-------- PROVIDED RECORDS

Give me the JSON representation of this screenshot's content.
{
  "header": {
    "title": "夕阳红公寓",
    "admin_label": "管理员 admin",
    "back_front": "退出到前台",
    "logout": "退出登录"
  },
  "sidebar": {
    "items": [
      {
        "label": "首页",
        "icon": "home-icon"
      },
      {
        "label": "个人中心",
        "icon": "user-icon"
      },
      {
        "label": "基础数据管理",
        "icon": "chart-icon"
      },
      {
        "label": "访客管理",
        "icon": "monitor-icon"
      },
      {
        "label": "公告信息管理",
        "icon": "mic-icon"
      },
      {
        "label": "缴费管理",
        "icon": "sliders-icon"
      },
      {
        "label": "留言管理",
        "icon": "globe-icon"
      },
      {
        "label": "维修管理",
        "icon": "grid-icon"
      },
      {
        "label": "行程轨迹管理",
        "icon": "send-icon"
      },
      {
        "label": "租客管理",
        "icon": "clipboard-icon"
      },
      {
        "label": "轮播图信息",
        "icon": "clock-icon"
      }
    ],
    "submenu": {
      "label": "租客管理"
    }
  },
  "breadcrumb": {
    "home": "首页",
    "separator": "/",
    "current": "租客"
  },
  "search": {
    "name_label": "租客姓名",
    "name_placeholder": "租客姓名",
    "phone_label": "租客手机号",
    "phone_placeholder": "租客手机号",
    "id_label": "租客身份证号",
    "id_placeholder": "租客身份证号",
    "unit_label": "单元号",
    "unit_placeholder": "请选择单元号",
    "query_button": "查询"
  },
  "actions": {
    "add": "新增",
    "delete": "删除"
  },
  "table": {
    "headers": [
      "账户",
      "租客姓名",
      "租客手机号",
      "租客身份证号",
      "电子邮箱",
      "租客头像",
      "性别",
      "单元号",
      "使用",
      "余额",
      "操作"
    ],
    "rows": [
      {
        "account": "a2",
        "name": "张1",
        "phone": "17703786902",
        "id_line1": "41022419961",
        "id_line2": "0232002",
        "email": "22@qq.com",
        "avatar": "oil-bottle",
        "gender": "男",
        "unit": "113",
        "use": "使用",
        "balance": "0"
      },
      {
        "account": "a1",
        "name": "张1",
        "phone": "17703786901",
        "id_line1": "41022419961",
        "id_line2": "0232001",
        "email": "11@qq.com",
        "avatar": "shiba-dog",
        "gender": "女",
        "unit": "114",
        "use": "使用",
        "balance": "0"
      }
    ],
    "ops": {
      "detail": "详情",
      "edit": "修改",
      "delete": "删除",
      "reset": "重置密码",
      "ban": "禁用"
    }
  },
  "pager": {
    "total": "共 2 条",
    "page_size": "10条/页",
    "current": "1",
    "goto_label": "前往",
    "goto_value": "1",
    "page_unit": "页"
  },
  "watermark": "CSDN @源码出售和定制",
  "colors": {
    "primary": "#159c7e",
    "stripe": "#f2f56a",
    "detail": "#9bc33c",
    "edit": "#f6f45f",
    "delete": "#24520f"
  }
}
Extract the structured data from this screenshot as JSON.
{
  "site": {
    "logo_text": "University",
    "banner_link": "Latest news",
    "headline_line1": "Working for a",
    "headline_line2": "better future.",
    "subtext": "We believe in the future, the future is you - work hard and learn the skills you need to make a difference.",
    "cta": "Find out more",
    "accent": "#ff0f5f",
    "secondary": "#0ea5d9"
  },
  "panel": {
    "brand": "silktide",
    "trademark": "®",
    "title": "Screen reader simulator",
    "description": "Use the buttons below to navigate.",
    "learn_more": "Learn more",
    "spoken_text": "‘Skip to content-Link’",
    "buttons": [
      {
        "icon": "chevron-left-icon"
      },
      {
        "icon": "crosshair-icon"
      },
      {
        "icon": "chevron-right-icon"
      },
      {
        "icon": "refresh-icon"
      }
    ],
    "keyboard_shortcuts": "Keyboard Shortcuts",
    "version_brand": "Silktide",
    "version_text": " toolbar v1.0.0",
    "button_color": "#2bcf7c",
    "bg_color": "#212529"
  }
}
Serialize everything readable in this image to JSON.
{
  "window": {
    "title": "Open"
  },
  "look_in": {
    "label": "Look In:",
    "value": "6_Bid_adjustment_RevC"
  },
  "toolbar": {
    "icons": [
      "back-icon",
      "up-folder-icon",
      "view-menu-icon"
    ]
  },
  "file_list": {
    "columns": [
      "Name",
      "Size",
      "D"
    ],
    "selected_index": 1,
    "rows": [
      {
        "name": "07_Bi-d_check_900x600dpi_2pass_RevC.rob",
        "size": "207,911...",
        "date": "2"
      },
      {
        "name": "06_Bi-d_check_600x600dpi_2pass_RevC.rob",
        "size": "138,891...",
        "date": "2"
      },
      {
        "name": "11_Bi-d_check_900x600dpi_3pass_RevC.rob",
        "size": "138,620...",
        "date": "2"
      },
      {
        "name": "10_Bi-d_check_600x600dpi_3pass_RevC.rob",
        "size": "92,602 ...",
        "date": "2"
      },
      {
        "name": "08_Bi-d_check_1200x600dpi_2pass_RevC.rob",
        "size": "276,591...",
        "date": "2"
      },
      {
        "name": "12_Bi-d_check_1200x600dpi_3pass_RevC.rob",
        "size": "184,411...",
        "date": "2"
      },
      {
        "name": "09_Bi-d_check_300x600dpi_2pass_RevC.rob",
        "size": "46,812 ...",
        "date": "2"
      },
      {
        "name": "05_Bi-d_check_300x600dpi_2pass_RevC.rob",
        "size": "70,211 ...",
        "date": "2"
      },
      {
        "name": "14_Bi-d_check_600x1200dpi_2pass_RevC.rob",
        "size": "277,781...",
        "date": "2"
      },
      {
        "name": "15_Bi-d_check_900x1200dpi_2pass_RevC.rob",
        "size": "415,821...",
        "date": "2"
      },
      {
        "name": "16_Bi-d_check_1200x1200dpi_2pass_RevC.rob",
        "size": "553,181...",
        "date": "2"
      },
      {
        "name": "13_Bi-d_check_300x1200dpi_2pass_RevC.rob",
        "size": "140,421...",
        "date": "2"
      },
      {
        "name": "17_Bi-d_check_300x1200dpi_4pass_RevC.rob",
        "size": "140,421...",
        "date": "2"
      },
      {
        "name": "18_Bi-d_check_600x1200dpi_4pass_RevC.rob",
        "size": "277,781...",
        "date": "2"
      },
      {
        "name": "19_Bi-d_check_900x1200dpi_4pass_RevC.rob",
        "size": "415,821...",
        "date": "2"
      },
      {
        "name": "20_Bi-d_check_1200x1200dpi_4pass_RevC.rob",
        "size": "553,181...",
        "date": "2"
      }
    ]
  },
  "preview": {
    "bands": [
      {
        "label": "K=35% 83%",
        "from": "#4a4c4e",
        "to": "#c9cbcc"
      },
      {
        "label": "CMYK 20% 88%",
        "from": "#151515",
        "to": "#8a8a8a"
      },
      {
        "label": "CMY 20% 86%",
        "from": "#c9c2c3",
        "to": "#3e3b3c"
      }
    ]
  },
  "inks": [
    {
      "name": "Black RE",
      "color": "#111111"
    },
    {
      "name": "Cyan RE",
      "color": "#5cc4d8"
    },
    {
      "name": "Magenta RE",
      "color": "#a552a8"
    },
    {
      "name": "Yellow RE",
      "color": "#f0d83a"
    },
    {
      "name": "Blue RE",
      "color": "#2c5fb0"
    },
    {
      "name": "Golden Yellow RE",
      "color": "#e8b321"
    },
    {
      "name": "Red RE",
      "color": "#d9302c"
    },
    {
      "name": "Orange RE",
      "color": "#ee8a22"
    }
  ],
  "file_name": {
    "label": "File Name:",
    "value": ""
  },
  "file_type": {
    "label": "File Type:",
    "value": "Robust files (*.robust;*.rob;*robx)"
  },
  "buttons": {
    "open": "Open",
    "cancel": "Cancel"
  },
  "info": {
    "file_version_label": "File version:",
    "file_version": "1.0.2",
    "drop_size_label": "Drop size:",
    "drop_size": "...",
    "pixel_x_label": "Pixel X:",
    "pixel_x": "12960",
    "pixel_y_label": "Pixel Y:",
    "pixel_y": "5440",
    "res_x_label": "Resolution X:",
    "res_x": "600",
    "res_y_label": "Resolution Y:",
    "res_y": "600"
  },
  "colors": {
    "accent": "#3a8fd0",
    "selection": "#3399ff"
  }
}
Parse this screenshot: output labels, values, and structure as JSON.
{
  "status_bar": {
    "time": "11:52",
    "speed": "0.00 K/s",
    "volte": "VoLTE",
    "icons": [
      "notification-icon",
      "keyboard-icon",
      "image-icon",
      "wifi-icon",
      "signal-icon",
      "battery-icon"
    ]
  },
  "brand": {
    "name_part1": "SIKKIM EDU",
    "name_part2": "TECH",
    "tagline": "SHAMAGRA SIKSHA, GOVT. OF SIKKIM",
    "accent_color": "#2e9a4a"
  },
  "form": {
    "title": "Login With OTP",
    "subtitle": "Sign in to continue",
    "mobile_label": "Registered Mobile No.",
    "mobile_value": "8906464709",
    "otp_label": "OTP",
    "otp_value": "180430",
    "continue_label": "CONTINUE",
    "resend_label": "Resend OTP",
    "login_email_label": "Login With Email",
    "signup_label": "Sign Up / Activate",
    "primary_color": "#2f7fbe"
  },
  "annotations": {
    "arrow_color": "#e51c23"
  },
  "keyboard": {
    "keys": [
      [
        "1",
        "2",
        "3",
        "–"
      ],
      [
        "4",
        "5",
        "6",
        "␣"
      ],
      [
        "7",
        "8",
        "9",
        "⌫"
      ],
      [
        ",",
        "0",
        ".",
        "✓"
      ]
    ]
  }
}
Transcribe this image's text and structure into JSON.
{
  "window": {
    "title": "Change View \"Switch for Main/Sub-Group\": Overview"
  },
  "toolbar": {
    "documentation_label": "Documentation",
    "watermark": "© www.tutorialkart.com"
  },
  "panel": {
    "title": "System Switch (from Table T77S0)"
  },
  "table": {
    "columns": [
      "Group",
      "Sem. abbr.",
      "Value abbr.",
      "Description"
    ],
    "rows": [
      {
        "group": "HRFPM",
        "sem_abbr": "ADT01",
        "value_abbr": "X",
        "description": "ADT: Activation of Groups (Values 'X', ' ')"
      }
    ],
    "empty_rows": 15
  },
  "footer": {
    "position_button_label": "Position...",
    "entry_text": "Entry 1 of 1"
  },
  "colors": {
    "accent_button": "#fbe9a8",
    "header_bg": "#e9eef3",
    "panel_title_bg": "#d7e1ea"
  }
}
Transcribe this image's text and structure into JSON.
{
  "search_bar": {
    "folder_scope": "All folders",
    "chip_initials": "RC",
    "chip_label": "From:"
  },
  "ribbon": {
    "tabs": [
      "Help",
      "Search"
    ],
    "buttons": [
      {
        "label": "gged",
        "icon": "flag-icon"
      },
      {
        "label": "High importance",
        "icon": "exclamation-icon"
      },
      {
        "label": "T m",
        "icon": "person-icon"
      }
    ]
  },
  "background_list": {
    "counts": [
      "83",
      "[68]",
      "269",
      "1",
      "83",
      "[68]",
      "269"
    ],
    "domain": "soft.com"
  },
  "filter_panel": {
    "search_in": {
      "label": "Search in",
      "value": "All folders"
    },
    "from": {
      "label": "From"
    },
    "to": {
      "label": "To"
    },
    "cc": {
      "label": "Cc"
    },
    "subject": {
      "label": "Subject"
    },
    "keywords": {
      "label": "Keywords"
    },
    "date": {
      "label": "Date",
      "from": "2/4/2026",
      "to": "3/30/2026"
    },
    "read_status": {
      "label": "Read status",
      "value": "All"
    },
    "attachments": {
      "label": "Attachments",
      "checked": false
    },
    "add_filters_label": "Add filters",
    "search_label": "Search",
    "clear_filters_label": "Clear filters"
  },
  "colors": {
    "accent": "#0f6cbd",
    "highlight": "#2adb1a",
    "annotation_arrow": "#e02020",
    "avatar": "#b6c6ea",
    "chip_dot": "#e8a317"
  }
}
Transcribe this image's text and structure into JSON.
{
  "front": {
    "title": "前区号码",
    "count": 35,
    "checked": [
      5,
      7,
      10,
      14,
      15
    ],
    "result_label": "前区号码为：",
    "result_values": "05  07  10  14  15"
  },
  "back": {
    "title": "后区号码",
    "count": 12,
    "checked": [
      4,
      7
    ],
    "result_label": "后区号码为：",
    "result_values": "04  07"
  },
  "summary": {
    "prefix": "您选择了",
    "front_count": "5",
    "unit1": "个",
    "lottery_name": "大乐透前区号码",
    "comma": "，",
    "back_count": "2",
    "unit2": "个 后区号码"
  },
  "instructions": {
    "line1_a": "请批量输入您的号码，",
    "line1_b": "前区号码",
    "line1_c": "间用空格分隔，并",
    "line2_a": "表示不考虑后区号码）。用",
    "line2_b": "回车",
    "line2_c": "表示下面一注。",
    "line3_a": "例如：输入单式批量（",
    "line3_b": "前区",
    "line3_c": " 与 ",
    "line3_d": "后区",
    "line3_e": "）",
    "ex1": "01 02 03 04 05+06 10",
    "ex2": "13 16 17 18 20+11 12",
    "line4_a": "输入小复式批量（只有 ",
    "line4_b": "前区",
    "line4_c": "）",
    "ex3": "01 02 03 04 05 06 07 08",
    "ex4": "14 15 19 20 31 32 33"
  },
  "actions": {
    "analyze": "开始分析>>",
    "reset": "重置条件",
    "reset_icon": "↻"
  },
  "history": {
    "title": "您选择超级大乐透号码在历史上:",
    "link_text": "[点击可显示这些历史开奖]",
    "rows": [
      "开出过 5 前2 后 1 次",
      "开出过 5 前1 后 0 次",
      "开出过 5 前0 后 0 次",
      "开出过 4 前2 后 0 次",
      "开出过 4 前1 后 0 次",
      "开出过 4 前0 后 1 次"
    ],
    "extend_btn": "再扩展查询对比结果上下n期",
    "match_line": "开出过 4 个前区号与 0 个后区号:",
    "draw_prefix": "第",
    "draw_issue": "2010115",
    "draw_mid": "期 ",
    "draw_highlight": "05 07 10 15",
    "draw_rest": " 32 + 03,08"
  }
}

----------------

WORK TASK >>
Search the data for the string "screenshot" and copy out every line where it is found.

TASK SOLUTION >>
Give me the JSON representation of this screenshot's content.
Extract the structured data from this screenshot as JSON.
Parse this screenshot: output labels, values, and structure as JSON.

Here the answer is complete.